  • Grinding sensation when the shoulder is moved

Diagnosis Of Shoulder Fracture

Shoulder fractures are usually diagnosed through X-rays. Sometimes more sophisticated imaging techniques, such as CT scans are used. It is important for the diagnosis to be accurate and for the distinction between a shoulder fracture and a dislocation to be made.

Rehabilitation For Shoulder Fracture

Although the methods used to treat shoulder fractures vary, rehabilitation is always necessary after the initial treatment, to restore full movement and mobility and help the patient return to all usual activities. After the shoulder has healed from the initial treatment for the fracture, a physical therapy regimen is implemented to strengthen muscles and increase mobility. Without proper rehabilitation, complications such as chronic pain, inflammation and weakness, may cause difficulty moving the arm and shoulder and performing regular tasks.

Nonsurgical Rehabilitation For Shoulder Fracture

A fractured shoulder requires a period of immobilization with a sling or shoulder immobilizer for about 4 to 6 weeks. If the injury was not severe, the healing process occurs fairly rapidly and function may be regained at about 4 weeks after the initial injury. Shoulder exercises are usually necessary and focus on decreasing stiffness, improving range of motion, and helping the patient regain muscle strength. The physical therapist may also make suggestions and create exercises for improving posture and shoulder alignment as well advise patients on how to perform activities and exercises without endangering the injured area.
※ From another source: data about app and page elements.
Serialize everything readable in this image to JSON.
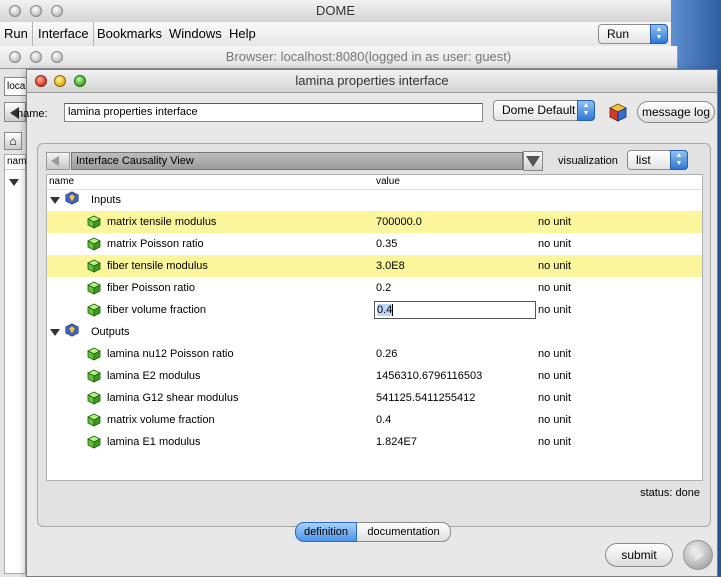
{
  "dome_window": {
    "title": "DOME",
    "menu": [
      "Run",
      "Interface",
      "Bookmarks",
      "Windows",
      "Help"
    ],
    "run_select": "Run"
  },
  "browser_window": {
    "title": "Browser: localhost:8080(logged in as user: guest)",
    "address_fragment": "loca",
    "name_fragment": "nam"
  },
  "interface_window": {
    "title": "lamina properties interface",
    "name_label": "name:",
    "name_value": "lamina properties interface",
    "view_select": "Dome Default",
    "message_log": "message log",
    "causality_view": "Interface Causality View",
    "visualization_label": "visualization",
    "visualization_select": "list",
    "columns": {
      "name": "name",
      "value": "value"
    },
    "inputs_label": "Inputs",
    "outputs_label": "Outputs",
    "inputs": [
      {
        "name": "matrix tensile modulus",
        "value": "700000.0",
        "unit": "no unit",
        "highlight": true
      },
      {
        "name": "matrix Poisson ratio",
        "value": "0.35",
        "unit": "no unit",
        "highlight": false
      },
      {
        "name": "fiber tensile modulus",
        "value": "3.0E8",
        "unit": "no unit",
        "highlight": true
      },
      {
        "name": "fiber Poisson ratio",
        "value": "0.2",
        "unit": "no unit",
        "highlight": false
      },
      {
        "name": "fiber volume fraction",
        "value": "0.4",
        "unit": "no unit",
        "highlight": false,
        "editing": true
      }
    ],
    "outputs": [
      {
        "name": "lamina nu12 Poisson ratio",
        "value": "0.26",
        "unit": "no unit"
      },
      {
        "name": "lamina E2 modulus",
        "value": "1456310.6796116503",
        "unit": "no unit"
      },
      {
        "name": "lamina G12 shear modulus",
        "value": "541125.5411255412",
        "unit": "no unit"
      },
      {
        "name": "matrix volume fraction",
        "value": "0.4",
        "unit": "no unit"
      },
      {
        "name": "lamina E1 modulus",
        "value": "1.824E7",
        "unit": "no unit"
      }
    ],
    "status": "status: done",
    "tabs": [
      "definition",
      "documentation"
    ],
    "submit": "submit"
  },
  "colors": {
    "highlight": "#fbf69b",
    "accent": "#3b82e0",
    "desktop": "#3a6fb5"
  }
}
Rehabilitation After Shoulder Fracture Surgery

After surgery, the shoulder is susceptible to reinjury, so it is very important to closely follow rehabilitation guidelines to ensure proper healing and regain full range of motion to the shoulder. Physical therapy is an essential part of rehabilitation after shoulder fracture surgery, to help restore full function to the shoulder.

Physical therapy often begins shortly after surgery to help restore strength and movement and allow patients to gradually resume their regular activities. Initial physical therapy treatments may include ice, electrical stimulation and massage, to help control pain and swelling. As the healing begins, exercises may be used to increase movement and mobility. Physical therapy exercises focus on improving the strength and control of shoulder muscles and the muscles around the shoulder blade. Treatment may include:

  • Muscle strengthening exercises
  • Shoulder girdle stabilization exercises
  • Gradual weight-bearing activities
  • Range of motion exercises

A rehabilitation program after shoulder fracture surgery may be directly linked to the severity of the initial injury and the type of repair that was performed. Severe injuries that require more complex surgery may have a longer period of rehabilitation than those that require less invasive surgery. Most patients will follow a physical therapy routine and receive treatment for about 4 months following surgery. At that time, most patients can return to all regular physical activity.